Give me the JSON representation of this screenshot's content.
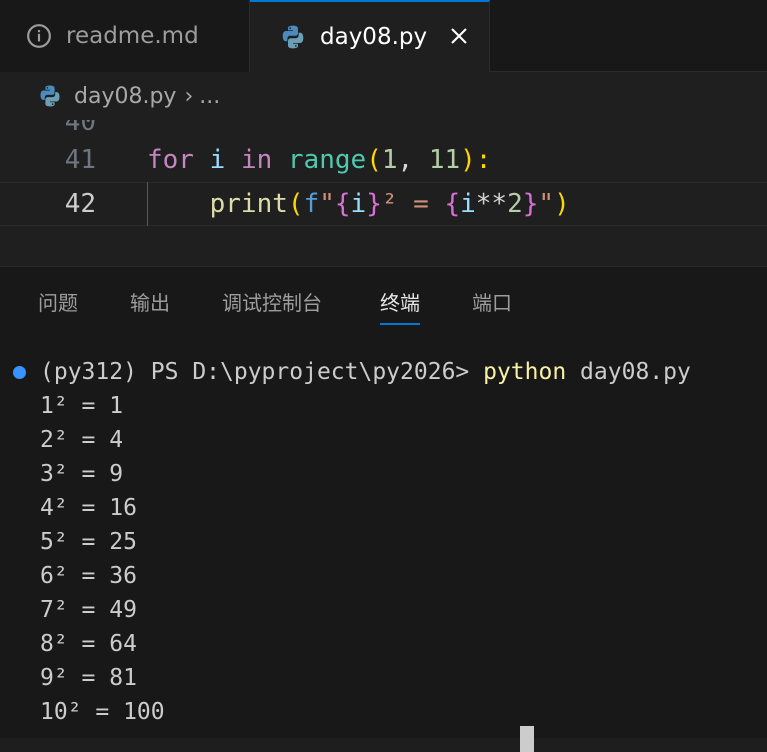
{
  "tabs": [
    {
      "label": "readme.md",
      "icon": "info-icon"
    },
    {
      "label": "day08.py",
      "icon": "python-icon",
      "close_label": "×"
    }
  ],
  "breadcrumb": {
    "file": "day08.py",
    "separator": "›",
    "more": "..."
  },
  "editor": {
    "partial_line_number": "40",
    "lines": [
      {
        "number": "41",
        "tokens": [
          "for",
          " ",
          "i",
          " ",
          "in",
          " ",
          "range",
          "(",
          "1",
          ", ",
          "11",
          "):"
        ]
      },
      {
        "number": "42",
        "tokens": [
          "    ",
          "print",
          "(",
          "f",
          "\"",
          "{",
          "i",
          "}",
          "²",
          " = ",
          "{",
          "i",
          "**",
          "2",
          "}",
          "\"",
          ")"
        ]
      }
    ]
  },
  "panel": {
    "tabs": [
      "问题",
      "输出",
      "调试控制台",
      "终端",
      "端口"
    ],
    "active_tab": "终端"
  },
  "terminal": {
    "prompt": "(py312) PS D:\\pyproject\\py2026> ",
    "command_exe": "python",
    "command_arg": " day08.py",
    "output": [
      "1² = 1",
      "2² = 4",
      "3² = 9",
      "4² = 16",
      "5² = 25",
      "6² = 36",
      "7² = 49",
      "8² = 64",
      "9² = 81",
      "10² = 100"
    ]
  }
}
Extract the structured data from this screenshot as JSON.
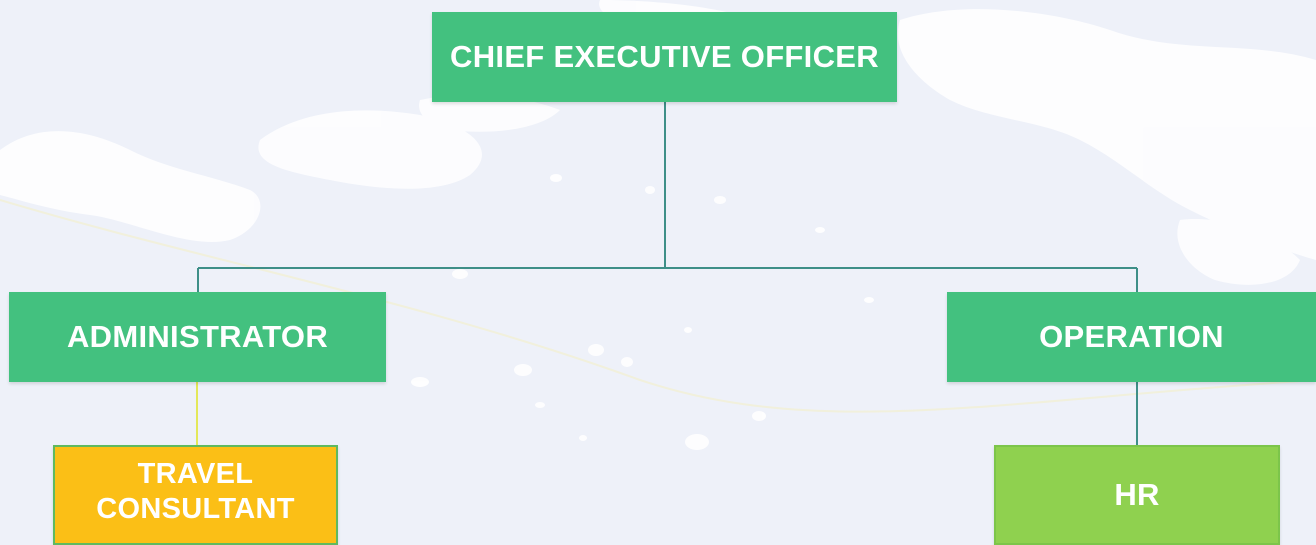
{
  "org_chart": {
    "ceo": {
      "label": "CHIEF EXECUTIVE OFFICER"
    },
    "administrator": {
      "label": "ADMINISTRATOR"
    },
    "operation": {
      "label": "OPERATION"
    },
    "travel_consultant": {
      "label": "TRAVEL CONSULTANT"
    },
    "hr": {
      "label": "HR"
    }
  },
  "colors": {
    "background": "#eef1f9",
    "node_primary": "#43c17f",
    "node_travel": "#fbbf16",
    "node_hr": "#8fd14f",
    "connector": "#3e8f88",
    "connector_admin_child": "#e3e85a"
  }
}
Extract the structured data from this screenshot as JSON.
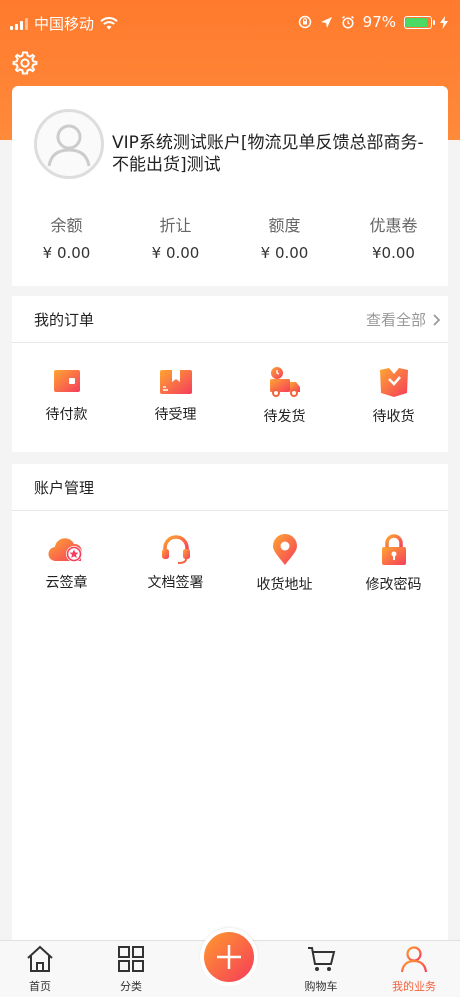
{
  "status_bar": {
    "carrier": "中国移动",
    "battery_percent": "97%",
    "battery_level": 0.97
  },
  "profile": {
    "account_name": "VIP系统测试账户[物流见单反馈总部商务-不能出货]测试",
    "stats": [
      {
        "label": "余额",
        "value": "¥ 0.00"
      },
      {
        "label": "折让",
        "value": "¥ 0.00"
      },
      {
        "label": "额度",
        "value": "¥ 0.00"
      },
      {
        "label": "优惠卷",
        "value": "¥0.00"
      }
    ]
  },
  "orders": {
    "title": "我的订单",
    "view_all": "查看全部",
    "items": [
      {
        "label": "待付款",
        "icon": "wallet-icon"
      },
      {
        "label": "待受理",
        "icon": "package-icon"
      },
      {
        "label": "待发货",
        "icon": "truck-icon"
      },
      {
        "label": "待收货",
        "icon": "receive-box-icon"
      }
    ]
  },
  "account": {
    "title": "账户管理",
    "items": [
      {
        "label": "云签章",
        "icon": "cloud-seal-icon"
      },
      {
        "label": "文档签署",
        "icon": "headset-icon"
      },
      {
        "label": "收货地址",
        "icon": "location-pin-icon"
      },
      {
        "label": "修改密码",
        "icon": "lock-icon"
      }
    ]
  },
  "bottom_nav": {
    "items": [
      {
        "label": "首页",
        "icon": "home-icon"
      },
      {
        "label": "分类",
        "icon": "grid-icon"
      },
      {
        "label": "购物车",
        "icon": "cart-icon"
      },
      {
        "label": "我的业务",
        "icon": "user-icon"
      }
    ],
    "active": "我的业务"
  },
  "colors": {
    "brand_orange": "#ff7a2d",
    "gradient_start": "#ff9a2e",
    "gradient_end": "#f63b5a",
    "active_nav": "#f5623d"
  }
}
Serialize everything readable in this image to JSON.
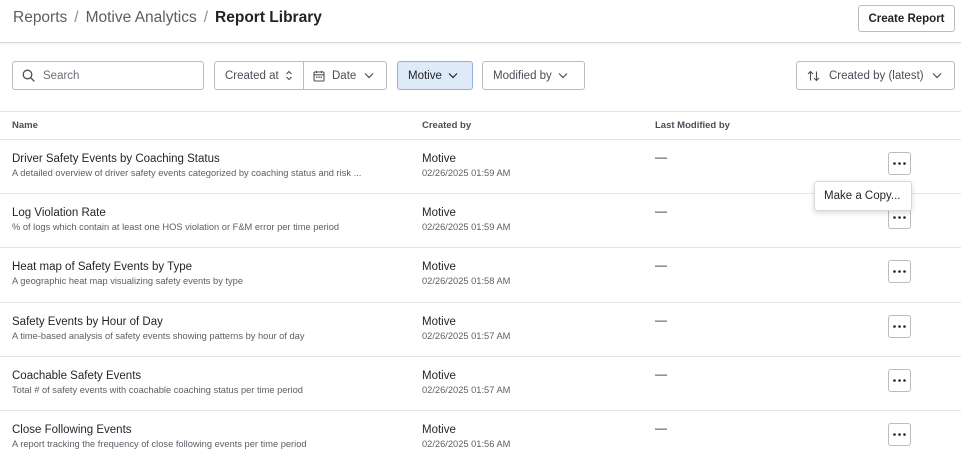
{
  "breadcrumb": {
    "items": [
      "Reports",
      "Motive Analytics"
    ],
    "separator": "/",
    "current": "Report Library"
  },
  "header": {
    "create_label": "Create Report"
  },
  "filters": {
    "search_placeholder": "Search",
    "created_at": "Created at",
    "date": "Date",
    "motive": "Motive",
    "modified_by": "Modified by",
    "sort": "Created by (latest)"
  },
  "table": {
    "columns": [
      "Name",
      "Created by",
      "Last Modified by"
    ],
    "rows": [
      {
        "name": "Driver Safety Events by Coaching Status",
        "description": "A detailed overview of driver safety events categorized by coaching status and risk ...",
        "created_by": "Motive",
        "created_at": "02/26/2025 01:59 AM",
        "modified_by": "—"
      },
      {
        "name": "Log Violation Rate",
        "description": "% of logs which contain at least one HOS violation or F&M error per time period",
        "created_by": "Motive",
        "created_at": "02/26/2025 01:59 AM",
        "modified_by": "—"
      },
      {
        "name": "Heat map of Safety Events by Type",
        "description": "A geographic heat map visualizing safety events by type",
        "created_by": "Motive",
        "created_at": "02/26/2025 01:58 AM",
        "modified_by": "—"
      },
      {
        "name": "Safety Events by Hour of Day",
        "description": "A time-based analysis of safety events showing patterns by hour of day",
        "created_by": "Motive",
        "created_at": "02/26/2025 01:57 AM",
        "modified_by": "—"
      },
      {
        "name": "Coachable Safety Events",
        "description": "Total # of safety events with coachable coaching status per time period",
        "created_by": "Motive",
        "created_at": "02/26/2025 01:57 AM",
        "modified_by": "—"
      },
      {
        "name": "Close Following Events",
        "description": "A report tracking the frequency of close following events per time period",
        "created_by": "Motive",
        "created_at": "02/26/2025 01:56 AM",
        "modified_by": "—"
      }
    ]
  },
  "menu": {
    "make_copy": "Make a Copy..."
  },
  "colors": {
    "accent_bg": "#dfeaf9",
    "accent_border": "#8fb0e0",
    "border": "#b9bdc2"
  }
}
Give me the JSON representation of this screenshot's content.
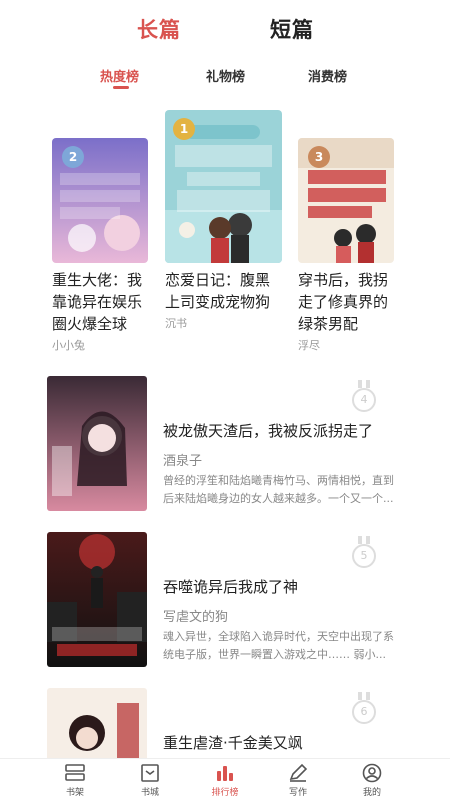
{
  "top_tabs": {
    "long": "长篇",
    "short": "短篇"
  },
  "sub_tabs": {
    "hot": "热度榜",
    "gift": "礼物榜",
    "spend": "消费榜"
  },
  "top_books": [
    {
      "rank": "2",
      "title": "重生大佬：我靠诡异在娱乐圈火爆全球",
      "author": "小小兔",
      "cover_text": "我靠诡异在娱乐圈爆全球"
    },
    {
      "rank": "1",
      "title": "恋爱日记：腹黑上司变成宠物狗",
      "author": "沉书",
      "cover_text": "恋爱日记 腹黑上司 变成 宠物狗"
    },
    {
      "rank": "3",
      "title": "穿书后，我拐走了修真界的绿茶男配",
      "author": "浮尽",
      "cover_text": "穿书后 我拐走了修真界的绿茶男配"
    }
  ],
  "list_books": [
    {
      "rank": "4",
      "title": "被龙傲天渣后，我被反派拐走了",
      "author": "酒泉子",
      "desc": "曾经的浮笙和陆焰曦青梅竹马、两情相悦，直到后来陆焰曦身边的女人越来越多。一个又一个..."
    },
    {
      "rank": "5",
      "title": "吞噬诡异后我成了神",
      "author": "写虐文的狗",
      "desc": "魂入异世，全球陷入诡异时代，天空中出现了系统电子版，世界一瞬置入游戏之中……  弱小..."
    },
    {
      "rank": "6",
      "title": "重生虐渣·千金美又飒",
      "author": "",
      "desc": ""
    }
  ],
  "nav": {
    "shelf": "书架",
    "store": "书城",
    "rank": "排行榜",
    "write": "写作",
    "mine": "我的"
  },
  "colors": {
    "accent": "#d9534f",
    "muted": "#999999"
  }
}
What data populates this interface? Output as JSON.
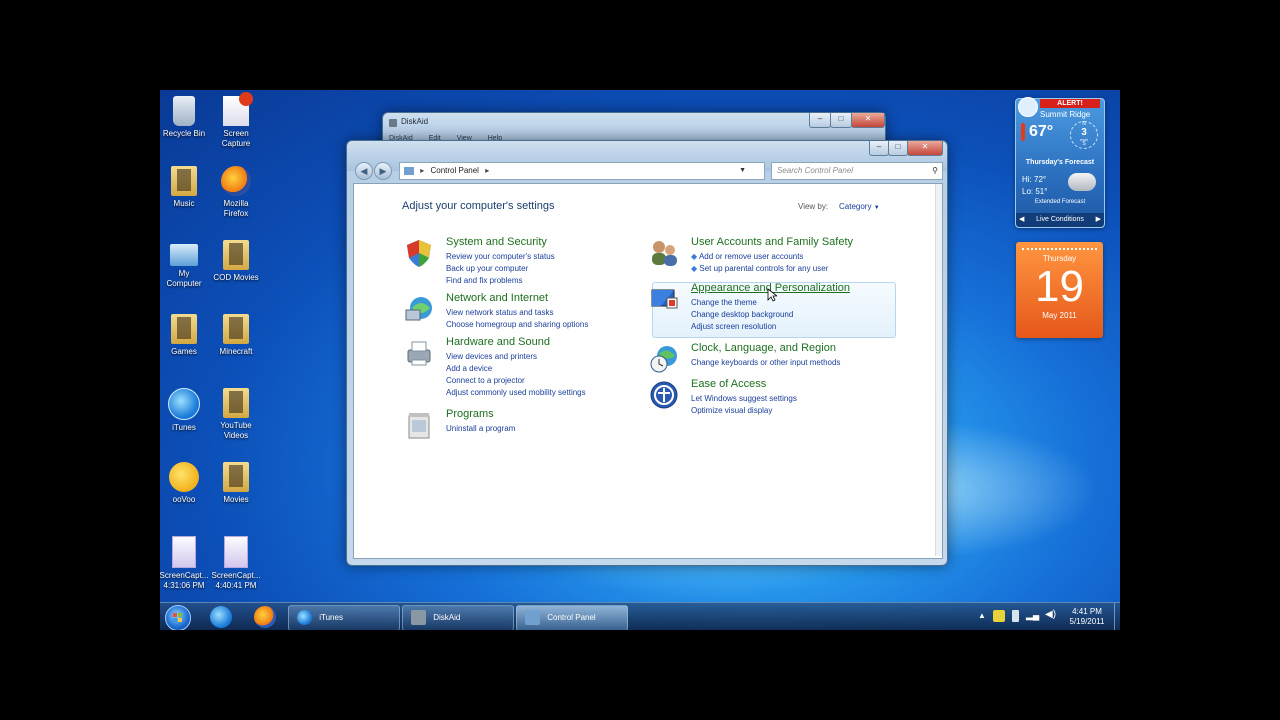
{
  "desktop": {
    "icons": [
      {
        "label": "Recycle Bin"
      },
      {
        "label": "Screen Capture"
      },
      {
        "label": "Music"
      },
      {
        "label": "Mozilla Firefox"
      },
      {
        "label": "My Computer"
      },
      {
        "label": "COD Movies"
      },
      {
        "label": "Games"
      },
      {
        "label": "Minecraft"
      },
      {
        "label": "iTunes"
      },
      {
        "label": "YouTube Videos"
      },
      {
        "label": "ooVoo"
      },
      {
        "label": "Movies"
      },
      {
        "label": "ScreenCapt... 4:31:06 PM"
      },
      {
        "label": "ScreenCapt... 4:40:41 PM"
      }
    ]
  },
  "diskaid_window": {
    "title": "DiskAid",
    "menu": [
      "DiskAid",
      "Edit",
      "View",
      "Help"
    ]
  },
  "control_panel": {
    "address": "Control Panel",
    "search_placeholder": "Search Control Panel",
    "heading": "Adjust your computer's settings",
    "view_by_label": "View by:",
    "view_by_value": "Category",
    "categories": [
      {
        "title": "System and Security",
        "links": [
          "Review your computer's status",
          "Back up your computer",
          "Find and fix problems"
        ]
      },
      {
        "title": "Network and Internet",
        "links": [
          "View network status and tasks",
          "Choose homegroup and sharing options"
        ]
      },
      {
        "title": "Hardware and Sound",
        "links": [
          "View devices and printers",
          "Add a device",
          "Connect to a projector",
          "Adjust commonly used mobility settings"
        ]
      },
      {
        "title": "Programs",
        "links": [
          "Uninstall a program"
        ]
      },
      {
        "title": "User Accounts and Family Safety",
        "links": [
          "Add or remove user accounts",
          "Set up parental controls for any user"
        ]
      },
      {
        "title": "Appearance and Personalization",
        "links": [
          "Change the theme",
          "Change desktop background",
          "Adjust screen resolution"
        ]
      },
      {
        "title": "Clock, Language, and Region",
        "links": [
          "Change keyboards or other input methods"
        ]
      },
      {
        "title": "Ease of Access",
        "links": [
          "Let Windows suggest settings",
          "Optimize visual display"
        ]
      }
    ]
  },
  "weather": {
    "alert": "ALERT!",
    "location": "Summit Ridge",
    "temp": "67°",
    "wind_speed": "3",
    "wind_unit": "mph",
    "wind_n": "N",
    "wind_s": "S",
    "forecast_title": "Thursday's Forecast",
    "hi": "Hi: 72°",
    "lo": "Lo: 51°",
    "extended": "Extended Forecast",
    "live": "Live Conditions"
  },
  "calendar": {
    "weekday": "Thursday",
    "day": "19",
    "month_year": "May 2011"
  },
  "taskbar": {
    "buttons": [
      {
        "label": "iTunes"
      },
      {
        "label": "DiskAid"
      },
      {
        "label": "Control Panel"
      }
    ],
    "time": "4:41 PM",
    "date": "5/19/2011"
  },
  "colors": {
    "link": "#1a3e9a",
    "category_title": "#1e6f1e",
    "calendar": "#f0701f"
  }
}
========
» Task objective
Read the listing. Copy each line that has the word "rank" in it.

» Written answer
      "rank": "2",
      "rank": "1",
      "rank": "3",
      "rank": "4",
      "rank": "5",
      "rank": "6",
    "rank": "排行榜",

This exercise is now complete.